Protect passwords. Train employees to change passwords often — or put software in place that requires passwords to be changed — and stress the importance of not using the same passwords on social media and other personal and business accounts.
Pause and investigate. Would this executive send this type of request? Is this a new payment? Has the timing of the payments or requests changed? A major way to prevent fraud is to question unusual requests, last-minute changes to payments or instructions. When in doubt, pick up the phone and communicate with the relevant parties. It’s important for senior management to make it clear to all staff that it is okay to call them directly to confirm a financial transaction or an out-of-pattern data request (an example might be, “email me all W-2s of our employees”).
You don’t have to go it alone
Cyber breaches continue to make headlines and the reports only capture a percentage of the crimes.
Fortunately, First Republic offers several cybersecurity services for clients that can help fortify their defense.
Internet Security Health Check. An Information Security Specialist will personally visit your office or home to evaluate your computers to ensure they are optimally configured for online protection. We are also used to partnering with nonprofit organizations’ IT staff to share our best practices.
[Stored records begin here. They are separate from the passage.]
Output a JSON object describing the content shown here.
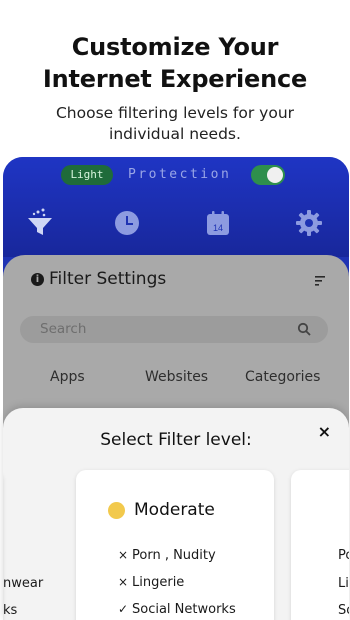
{
  "promo": {
    "headline_line1": "Customize Your",
    "headline_line2": "Internet Experience",
    "subtitle_line1": "Choose filtering levels for your",
    "subtitle_line2": "individual needs."
  },
  "header": {
    "level_pill": "Light",
    "protection_label": "Protection",
    "protection_on": true,
    "nav_icons": [
      "filter-icon",
      "clock-icon",
      "calendar-icon",
      "gear-icon"
    ],
    "calendar_day": "14"
  },
  "filter_settings": {
    "title": "Filter Settings",
    "search_placeholder": "Search",
    "tabs": [
      "Apps",
      "Websites",
      "Categories"
    ]
  },
  "sheet": {
    "title": "Select Filter level:",
    "close": "×",
    "level": {
      "name": "Moderate",
      "color": "#f2c94c",
      "items": [
        {
          "mark": "×",
          "label": "Porn , Nudity"
        },
        {
          "mark": "×",
          "label": "Lingerie"
        },
        {
          "mark": "✓",
          "label": "Social Networks"
        }
      ]
    },
    "left_peek": [
      "nwear",
      "ks"
    ],
    "right_peek": [
      "Po",
      "Li",
      "So"
    ]
  },
  "colors": {
    "header_blue": "#1f35c4",
    "card_gray": "#a9a9a9",
    "toggle_green": "#2e8f4c"
  }
}
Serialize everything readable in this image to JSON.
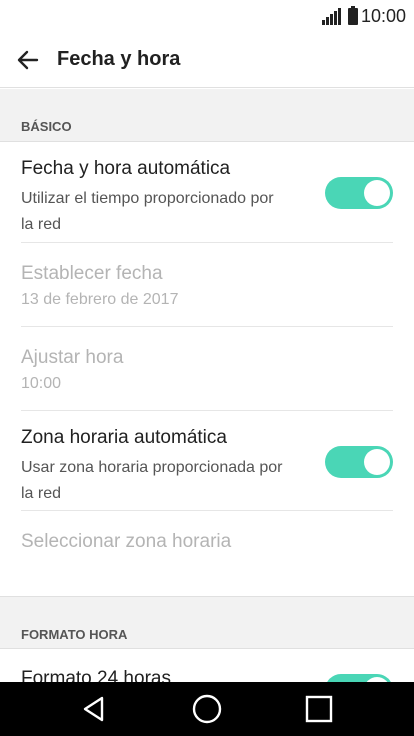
{
  "status_bar": {
    "time": "10:00",
    "icons": [
      "signal-icon",
      "battery-icon"
    ]
  },
  "app_bar": {
    "title": "Fecha y hora",
    "back_icon": "arrow-back-icon"
  },
  "sections": {
    "basic": {
      "header": "BÁSICO"
    },
    "time_format": {
      "header": "FORMATO HORA"
    }
  },
  "items": {
    "auto_date_time": {
      "title": "Fecha y hora automática",
      "subtitle": "Utilizar el tiempo proporcionado por la red",
      "enabled": true
    },
    "set_date": {
      "title": "Establecer fecha",
      "value": "13 de febrero de 2017"
    },
    "set_time": {
      "title": "Ajustar hora",
      "value": "10:00"
    },
    "auto_timezone": {
      "title": "Zona horaria automática",
      "subtitle": "Usar zona horaria proporcionada por la red",
      "enabled": true
    },
    "select_timezone": {
      "title": "Seleccionar zona horaria"
    },
    "format_24h": {
      "title": "Formato 24 horas",
      "enabled": true
    }
  },
  "colors": {
    "accent": "#4ad6b6",
    "disabled_text": "#b4b4b4",
    "section_bg": "#f2f2f2"
  },
  "nav_bar": {
    "buttons": [
      "back-triangle-icon",
      "home-circle-icon",
      "recents-square-icon"
    ]
  }
}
Security Awareness Training. An Information Security Specialist can also conduct on-site security awareness training for your organization, which will include recent fraud tactics and trends with real-world examples. Many organizations may invite their board members, donors and volunteers to these events.
To receive information about these services for First Republic clients, or if you have any questions or concerns about cybersecurity, please contact First Republic Bank’s Cyber Team.
Visit the First Republic Bank Nonprofits page.